This year, instead of buying generic (and expensive) decorations, get creative by making your own! Get the entire family involved and create decorations that will forever have a special meaning in your home. You can also get help thinking outside the box by turning to Pinterest, craft bloggers or YouTube tutorials for inspiration.
Give back
It can be easy to forget that the holidays are a time to remember to give to those in need. Take some time with your family to volunteer for an organization you feel strongly about. Volunteering is a great way to not only remind your family of what the holidays are all about, but a way for you to bond over an unforgettable experience.

College and credit cards: How parents can play professor

(BPT) - Last year, college campuses across the country had 2.1 million recent high school graduates walk through their doors — a number that will likely be matched in 2016. But a freshly printed campus ID isn’t the only plastic eager students will carry this fall. A recent survey commissioned by USAA found that as parents send their children to college, most make sure their kids pack at least one credit card in their wallets.
Parents cite a number of reasons why their child has a credit card. Most overwhelmingly, the primary reasons are the ability to build credit history and convenience.
However, one-third of parents surveyed say their children will not have a credit card in college. JJ Montanaro, a certified financial planner with USAA, encourages parents to reconsider if they feel credit cards might be unnecessary.
“College is a place to learn — whether it’s academics or life lessons,” he says. “Building a credit history and understanding of how to manage credit should be a part of the overall college experience.”
Montanaro offers parents this syllabus for helping their college students make the grade in Credit Cards 101:
Communicate expectations.
Surprisingly, parents say they are just as likely to discuss budget management as they are academic priorities with their college-bound child (both 82 percent). This is great news, but Montanaro encourages parents to lay a good financial foundation well before their kids are headed off for higher education.
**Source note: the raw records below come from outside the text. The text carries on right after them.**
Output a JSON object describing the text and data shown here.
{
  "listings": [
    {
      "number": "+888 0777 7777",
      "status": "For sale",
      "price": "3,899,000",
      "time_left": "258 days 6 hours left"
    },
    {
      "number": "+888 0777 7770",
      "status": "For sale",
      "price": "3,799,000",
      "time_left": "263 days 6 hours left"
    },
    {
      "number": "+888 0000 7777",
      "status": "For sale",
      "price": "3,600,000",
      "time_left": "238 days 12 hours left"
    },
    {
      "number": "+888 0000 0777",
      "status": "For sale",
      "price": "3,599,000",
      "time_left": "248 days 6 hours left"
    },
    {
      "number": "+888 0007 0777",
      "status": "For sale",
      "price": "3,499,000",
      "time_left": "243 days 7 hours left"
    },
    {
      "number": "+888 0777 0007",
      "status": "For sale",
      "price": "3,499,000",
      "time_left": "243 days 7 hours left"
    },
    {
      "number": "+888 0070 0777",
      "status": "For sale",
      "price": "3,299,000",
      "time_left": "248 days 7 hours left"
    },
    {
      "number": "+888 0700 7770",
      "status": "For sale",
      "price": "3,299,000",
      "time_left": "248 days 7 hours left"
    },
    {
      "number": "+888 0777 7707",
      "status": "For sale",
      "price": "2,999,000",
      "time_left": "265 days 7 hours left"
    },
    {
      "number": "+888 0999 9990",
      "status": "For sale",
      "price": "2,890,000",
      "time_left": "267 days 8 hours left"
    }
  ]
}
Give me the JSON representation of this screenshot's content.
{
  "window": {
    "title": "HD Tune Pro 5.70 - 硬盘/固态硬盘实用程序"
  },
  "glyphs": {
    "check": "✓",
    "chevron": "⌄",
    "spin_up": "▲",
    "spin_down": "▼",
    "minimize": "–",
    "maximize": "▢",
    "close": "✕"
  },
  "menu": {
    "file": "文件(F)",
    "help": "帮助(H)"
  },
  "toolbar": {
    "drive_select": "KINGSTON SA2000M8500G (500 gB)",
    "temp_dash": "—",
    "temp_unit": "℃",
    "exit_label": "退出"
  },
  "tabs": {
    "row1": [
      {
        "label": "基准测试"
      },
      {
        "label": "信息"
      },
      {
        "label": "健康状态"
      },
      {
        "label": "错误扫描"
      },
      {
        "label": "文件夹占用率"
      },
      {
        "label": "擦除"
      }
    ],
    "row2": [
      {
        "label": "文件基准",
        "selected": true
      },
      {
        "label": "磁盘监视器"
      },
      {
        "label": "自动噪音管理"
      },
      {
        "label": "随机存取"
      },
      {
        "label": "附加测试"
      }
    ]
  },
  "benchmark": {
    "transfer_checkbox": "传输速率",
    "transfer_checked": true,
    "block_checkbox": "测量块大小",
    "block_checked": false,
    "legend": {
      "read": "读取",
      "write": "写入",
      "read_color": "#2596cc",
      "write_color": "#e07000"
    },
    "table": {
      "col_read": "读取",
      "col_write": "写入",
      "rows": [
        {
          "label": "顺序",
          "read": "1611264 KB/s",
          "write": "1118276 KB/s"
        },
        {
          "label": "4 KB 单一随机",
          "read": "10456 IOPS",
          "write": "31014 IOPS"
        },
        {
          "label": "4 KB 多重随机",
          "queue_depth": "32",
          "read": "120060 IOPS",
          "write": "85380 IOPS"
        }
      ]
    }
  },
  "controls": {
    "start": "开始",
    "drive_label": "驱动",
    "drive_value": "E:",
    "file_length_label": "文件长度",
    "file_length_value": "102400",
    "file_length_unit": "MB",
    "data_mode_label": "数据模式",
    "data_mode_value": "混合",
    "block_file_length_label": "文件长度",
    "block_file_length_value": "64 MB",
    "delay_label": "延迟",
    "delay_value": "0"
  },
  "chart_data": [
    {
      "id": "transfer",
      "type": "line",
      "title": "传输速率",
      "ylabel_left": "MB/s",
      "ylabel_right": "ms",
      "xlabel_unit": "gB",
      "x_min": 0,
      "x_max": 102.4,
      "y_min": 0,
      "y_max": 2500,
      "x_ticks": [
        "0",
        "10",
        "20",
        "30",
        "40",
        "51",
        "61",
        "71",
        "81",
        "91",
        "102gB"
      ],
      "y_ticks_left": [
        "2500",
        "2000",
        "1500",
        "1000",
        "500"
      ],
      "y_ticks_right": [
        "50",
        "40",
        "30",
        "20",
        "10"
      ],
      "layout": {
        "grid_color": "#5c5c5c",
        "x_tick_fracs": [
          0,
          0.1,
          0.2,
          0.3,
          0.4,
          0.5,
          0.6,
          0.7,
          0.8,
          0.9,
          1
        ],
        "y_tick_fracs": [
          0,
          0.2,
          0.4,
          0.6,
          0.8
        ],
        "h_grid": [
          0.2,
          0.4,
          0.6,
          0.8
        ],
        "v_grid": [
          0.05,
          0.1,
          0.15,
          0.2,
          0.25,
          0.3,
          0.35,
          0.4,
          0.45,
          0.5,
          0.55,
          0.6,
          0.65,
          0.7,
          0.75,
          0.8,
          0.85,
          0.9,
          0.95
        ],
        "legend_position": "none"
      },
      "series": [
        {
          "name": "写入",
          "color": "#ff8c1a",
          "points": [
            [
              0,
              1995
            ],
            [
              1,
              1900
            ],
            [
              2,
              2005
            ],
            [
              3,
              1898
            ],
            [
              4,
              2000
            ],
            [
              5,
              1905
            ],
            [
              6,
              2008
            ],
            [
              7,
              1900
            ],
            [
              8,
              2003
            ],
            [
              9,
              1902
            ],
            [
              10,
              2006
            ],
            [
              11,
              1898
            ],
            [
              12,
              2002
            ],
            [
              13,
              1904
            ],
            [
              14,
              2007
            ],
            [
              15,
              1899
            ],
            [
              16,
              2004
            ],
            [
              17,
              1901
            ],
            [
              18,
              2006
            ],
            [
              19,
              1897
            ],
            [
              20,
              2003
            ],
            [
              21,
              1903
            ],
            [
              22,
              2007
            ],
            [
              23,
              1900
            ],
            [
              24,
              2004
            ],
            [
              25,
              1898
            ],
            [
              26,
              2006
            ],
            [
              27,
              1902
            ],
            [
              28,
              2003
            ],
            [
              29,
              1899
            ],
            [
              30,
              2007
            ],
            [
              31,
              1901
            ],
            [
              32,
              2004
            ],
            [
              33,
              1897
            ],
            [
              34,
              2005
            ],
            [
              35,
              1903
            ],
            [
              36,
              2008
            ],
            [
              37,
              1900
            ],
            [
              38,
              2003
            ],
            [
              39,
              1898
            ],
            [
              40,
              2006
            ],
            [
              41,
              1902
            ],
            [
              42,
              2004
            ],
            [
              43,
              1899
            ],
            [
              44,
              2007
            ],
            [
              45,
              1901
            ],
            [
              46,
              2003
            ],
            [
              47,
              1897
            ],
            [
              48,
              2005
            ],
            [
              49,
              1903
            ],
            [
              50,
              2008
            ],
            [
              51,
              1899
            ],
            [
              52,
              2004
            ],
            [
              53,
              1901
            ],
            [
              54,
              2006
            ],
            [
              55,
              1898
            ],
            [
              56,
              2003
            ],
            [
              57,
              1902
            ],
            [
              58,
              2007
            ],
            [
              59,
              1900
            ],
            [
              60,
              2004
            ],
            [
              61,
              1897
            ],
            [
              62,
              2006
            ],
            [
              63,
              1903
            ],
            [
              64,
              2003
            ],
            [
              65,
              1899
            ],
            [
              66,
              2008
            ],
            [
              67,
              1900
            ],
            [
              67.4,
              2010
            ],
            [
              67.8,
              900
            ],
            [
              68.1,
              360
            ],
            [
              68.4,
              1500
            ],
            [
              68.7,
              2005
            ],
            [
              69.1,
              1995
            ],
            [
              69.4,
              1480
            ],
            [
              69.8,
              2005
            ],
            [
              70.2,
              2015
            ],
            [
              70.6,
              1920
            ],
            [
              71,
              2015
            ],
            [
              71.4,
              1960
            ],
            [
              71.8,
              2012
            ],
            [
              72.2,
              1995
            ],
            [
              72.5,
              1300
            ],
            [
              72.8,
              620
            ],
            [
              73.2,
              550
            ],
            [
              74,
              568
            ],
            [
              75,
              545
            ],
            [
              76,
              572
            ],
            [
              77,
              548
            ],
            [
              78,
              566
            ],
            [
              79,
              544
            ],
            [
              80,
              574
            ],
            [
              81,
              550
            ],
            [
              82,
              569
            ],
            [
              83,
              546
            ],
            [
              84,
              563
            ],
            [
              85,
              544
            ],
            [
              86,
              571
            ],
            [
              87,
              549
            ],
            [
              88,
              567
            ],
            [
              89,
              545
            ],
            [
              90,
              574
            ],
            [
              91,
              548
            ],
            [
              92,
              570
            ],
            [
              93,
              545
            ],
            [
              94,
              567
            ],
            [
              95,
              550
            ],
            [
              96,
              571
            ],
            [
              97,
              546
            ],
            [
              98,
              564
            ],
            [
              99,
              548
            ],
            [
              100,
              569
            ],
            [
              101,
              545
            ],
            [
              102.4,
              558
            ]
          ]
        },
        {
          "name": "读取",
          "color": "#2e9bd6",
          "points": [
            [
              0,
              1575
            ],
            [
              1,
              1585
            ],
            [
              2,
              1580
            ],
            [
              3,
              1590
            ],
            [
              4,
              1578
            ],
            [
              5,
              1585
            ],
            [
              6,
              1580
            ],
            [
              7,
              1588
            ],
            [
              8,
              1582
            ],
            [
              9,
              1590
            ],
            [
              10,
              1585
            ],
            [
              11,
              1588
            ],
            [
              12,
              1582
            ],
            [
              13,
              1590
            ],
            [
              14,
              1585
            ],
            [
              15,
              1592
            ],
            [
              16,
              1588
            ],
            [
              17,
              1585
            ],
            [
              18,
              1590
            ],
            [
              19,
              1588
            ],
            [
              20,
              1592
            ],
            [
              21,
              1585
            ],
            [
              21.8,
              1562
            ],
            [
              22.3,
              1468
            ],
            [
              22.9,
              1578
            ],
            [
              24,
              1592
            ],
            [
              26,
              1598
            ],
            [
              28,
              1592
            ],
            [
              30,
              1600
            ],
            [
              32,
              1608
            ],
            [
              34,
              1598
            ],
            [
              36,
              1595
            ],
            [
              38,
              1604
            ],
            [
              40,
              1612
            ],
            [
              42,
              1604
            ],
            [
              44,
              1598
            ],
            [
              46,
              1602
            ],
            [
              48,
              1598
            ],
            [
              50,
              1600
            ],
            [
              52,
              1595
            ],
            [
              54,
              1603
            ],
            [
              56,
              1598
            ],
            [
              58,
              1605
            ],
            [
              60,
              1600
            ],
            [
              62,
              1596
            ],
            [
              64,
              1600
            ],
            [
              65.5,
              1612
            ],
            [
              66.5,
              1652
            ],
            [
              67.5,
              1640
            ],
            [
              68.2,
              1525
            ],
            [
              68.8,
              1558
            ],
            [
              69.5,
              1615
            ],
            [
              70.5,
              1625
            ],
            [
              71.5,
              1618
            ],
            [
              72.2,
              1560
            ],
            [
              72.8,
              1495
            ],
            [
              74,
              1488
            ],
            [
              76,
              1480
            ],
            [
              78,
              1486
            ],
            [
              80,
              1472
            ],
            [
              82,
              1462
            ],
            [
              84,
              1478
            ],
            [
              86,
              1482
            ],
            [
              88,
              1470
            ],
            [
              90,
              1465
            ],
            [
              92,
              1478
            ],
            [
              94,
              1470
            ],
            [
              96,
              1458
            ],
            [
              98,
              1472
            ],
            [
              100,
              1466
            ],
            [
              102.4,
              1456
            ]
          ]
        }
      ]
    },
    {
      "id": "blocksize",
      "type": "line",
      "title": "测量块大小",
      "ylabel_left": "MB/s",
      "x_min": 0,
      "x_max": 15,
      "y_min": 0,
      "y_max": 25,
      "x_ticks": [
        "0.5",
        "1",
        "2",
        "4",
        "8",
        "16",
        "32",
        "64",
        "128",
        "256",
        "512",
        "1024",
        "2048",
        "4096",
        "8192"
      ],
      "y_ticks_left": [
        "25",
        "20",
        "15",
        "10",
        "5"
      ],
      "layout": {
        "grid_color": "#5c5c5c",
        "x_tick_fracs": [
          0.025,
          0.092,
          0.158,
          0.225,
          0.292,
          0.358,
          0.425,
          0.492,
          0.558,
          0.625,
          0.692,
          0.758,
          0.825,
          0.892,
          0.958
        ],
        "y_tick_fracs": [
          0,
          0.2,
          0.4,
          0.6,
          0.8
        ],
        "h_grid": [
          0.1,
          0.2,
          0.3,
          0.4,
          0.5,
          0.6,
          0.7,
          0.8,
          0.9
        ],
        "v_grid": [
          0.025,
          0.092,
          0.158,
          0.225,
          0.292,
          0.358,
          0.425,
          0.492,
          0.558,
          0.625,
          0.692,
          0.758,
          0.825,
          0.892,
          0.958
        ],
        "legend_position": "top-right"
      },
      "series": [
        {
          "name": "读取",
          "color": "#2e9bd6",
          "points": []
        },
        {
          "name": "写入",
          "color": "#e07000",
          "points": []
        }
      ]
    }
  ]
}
Before college, parents should teach their children the basics of setting a budget and following it.
Select the right card.
Since the 2009 CARD Act, it is more challenging for students to get a credit card without mom and dad’s help. Parents report that nearly 50 percent of college credit card holders are authorized users on their account or using a card they have co-signed for.
“It’s a great idea for the student to have a card to which the parent has access and visibility,” says Montanaro. “Keeping a clear line of sight into how the card is used and paid each month allows parents to help young adults learn from their mistakes and create successful money and credit management habits.”
For students who still need training wheels, a secured credit card can be a good option. When they apply for one of USAA’s secured cards, they’ll also open a USAA Bank two-year variable rate Certificate of Deposit (CD), which allows them to earn interest while helping to build a positive credit history.
Master the fundamentals.
While there are many benefits of having a credit card in college, irresponsible use can have lasting consequences. Montanaro suggests using a credit card for recurring charges, like cell phone or internet service, as a safe way for students to build credit. Once they are ready to charge a wider array of expenses, both parents and children must abide by the most important rule: Pay off the card in full each month.
Learning to responsibly use credit cards while in college can have many benefits. In the short term, it allows students to build a positive credit history in order to purchase a car or rent an apartment once out of school. Longer term, they can carry positive credit management habits with them throughout their lifetimes. Montanaro sums it all up, “Allowing your kids to dip their toes into the world of credit cards while you’re able to closely monitor the situation provides an opportunity to learn and the freedom to fail without big stakes."